### What you are asked to do
Look through the data below and show every line that includes "label".
_ _ _
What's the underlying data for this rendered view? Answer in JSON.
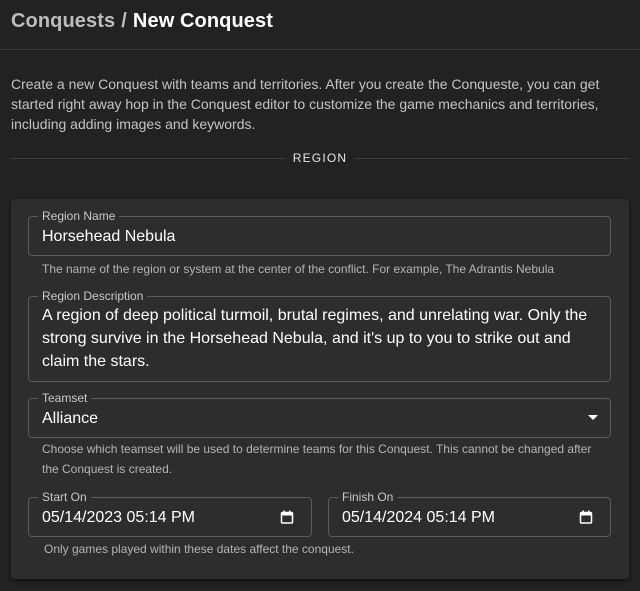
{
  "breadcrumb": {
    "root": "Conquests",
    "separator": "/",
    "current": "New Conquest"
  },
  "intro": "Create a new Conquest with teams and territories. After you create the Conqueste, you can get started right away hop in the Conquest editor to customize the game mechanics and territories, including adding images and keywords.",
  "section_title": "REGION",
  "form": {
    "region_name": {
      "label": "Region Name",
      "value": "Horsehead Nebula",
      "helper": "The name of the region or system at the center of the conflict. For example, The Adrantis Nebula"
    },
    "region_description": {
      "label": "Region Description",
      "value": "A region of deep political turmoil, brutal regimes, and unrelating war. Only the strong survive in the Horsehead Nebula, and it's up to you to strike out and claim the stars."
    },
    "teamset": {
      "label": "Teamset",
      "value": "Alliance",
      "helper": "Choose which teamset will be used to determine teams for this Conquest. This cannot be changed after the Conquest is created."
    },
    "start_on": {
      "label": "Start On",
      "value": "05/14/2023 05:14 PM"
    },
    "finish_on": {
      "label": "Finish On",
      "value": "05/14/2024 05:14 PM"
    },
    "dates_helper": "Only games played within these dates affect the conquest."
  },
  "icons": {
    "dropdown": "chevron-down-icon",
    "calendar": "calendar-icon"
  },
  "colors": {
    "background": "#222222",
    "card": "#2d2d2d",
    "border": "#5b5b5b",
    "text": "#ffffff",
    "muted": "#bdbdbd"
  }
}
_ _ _
### Answer below
      "label": "Region Name",
      "label": "Region Description",
      "label": "Teamset",
      "label": "Start On",
      "label": "Finish On",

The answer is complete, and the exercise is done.